Assignment: Images excluded, repeat each entry below exactly.
Input Start Marker
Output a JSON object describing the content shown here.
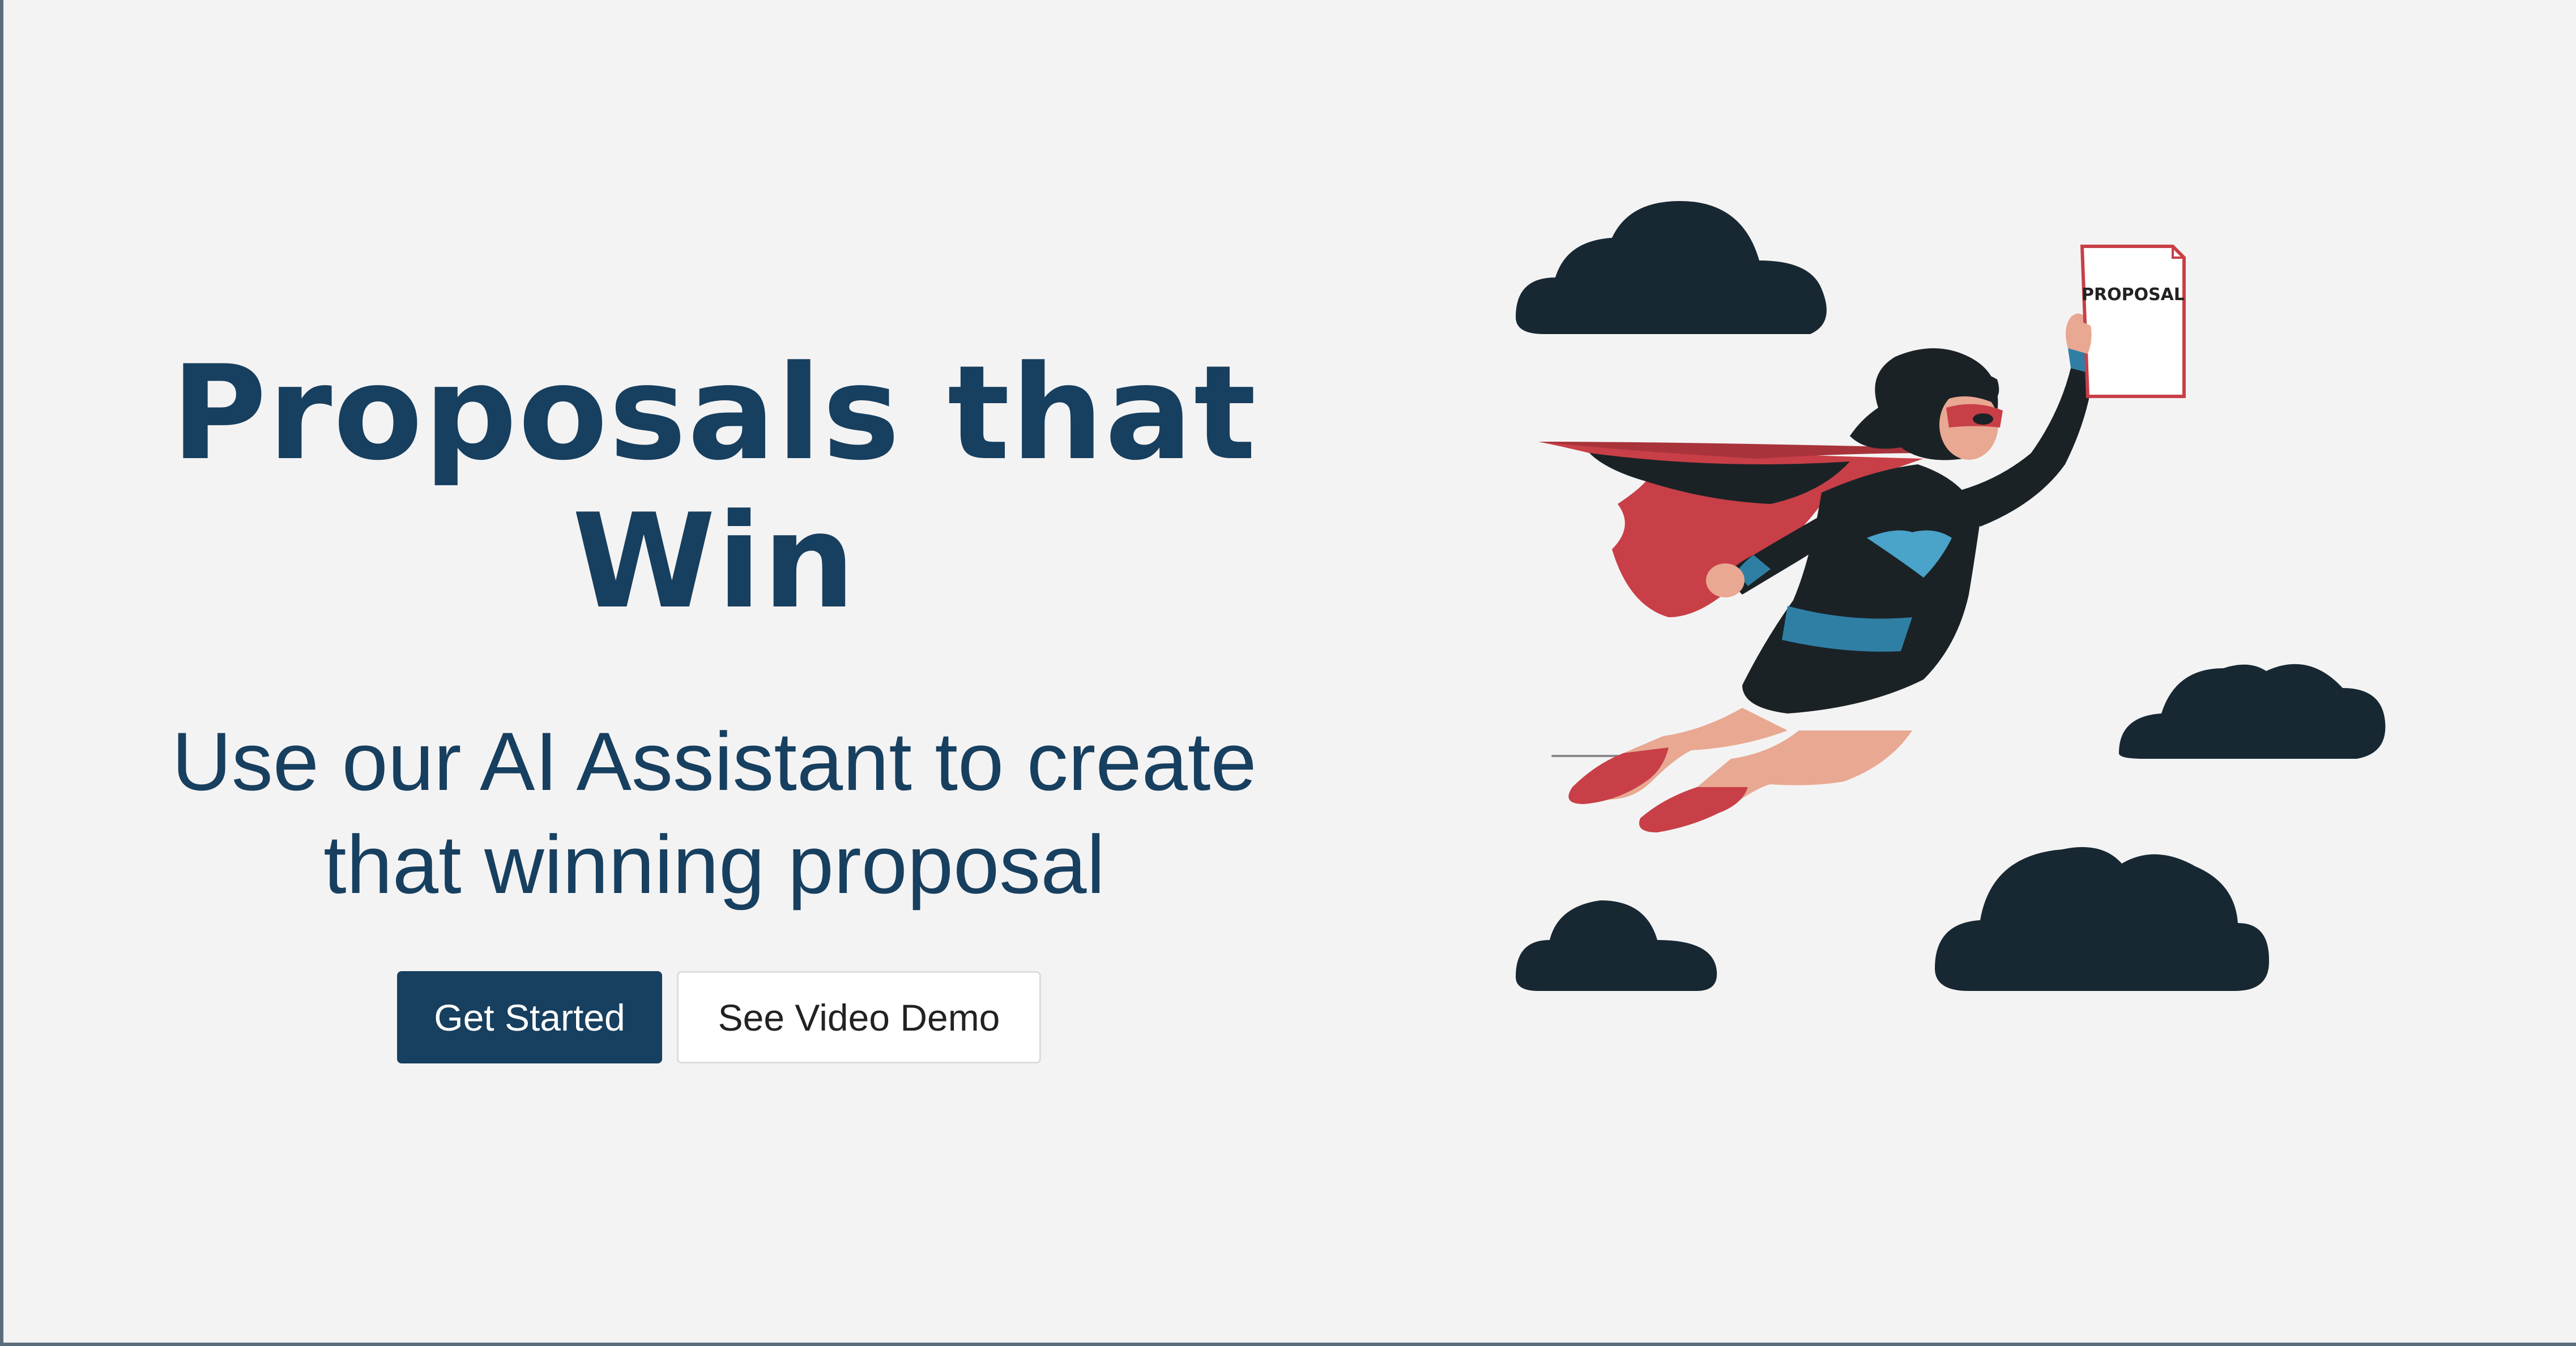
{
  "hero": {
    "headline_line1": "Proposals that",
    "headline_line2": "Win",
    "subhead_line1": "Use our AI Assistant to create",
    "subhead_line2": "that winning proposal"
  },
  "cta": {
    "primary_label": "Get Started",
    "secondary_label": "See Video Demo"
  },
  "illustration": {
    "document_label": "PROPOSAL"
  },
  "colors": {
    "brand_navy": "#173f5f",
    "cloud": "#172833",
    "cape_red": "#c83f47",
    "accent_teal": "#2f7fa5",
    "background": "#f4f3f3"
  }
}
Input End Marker
Answer area:
Output a JSON object describing the content shown here.
{
  "hero": {
    "headline_line1": "Proposals that",
    "headline_line2": "Win",
    "subhead_line1": "Use our AI Assistant to create",
    "subhead_line2": "that winning proposal"
  },
  "cta": {
    "primary_label": "Get Started",
    "secondary_label": "See Video Demo"
  },
  "illustration": {
    "document_label": "PROPOSAL"
  },
  "colors": {
    "brand_navy": "#173f5f",
    "cloud": "#172833",
    "cape_red": "#c83f47",
    "accent_teal": "#2f7fa5",
    "background": "#f4f3f3"
  }
}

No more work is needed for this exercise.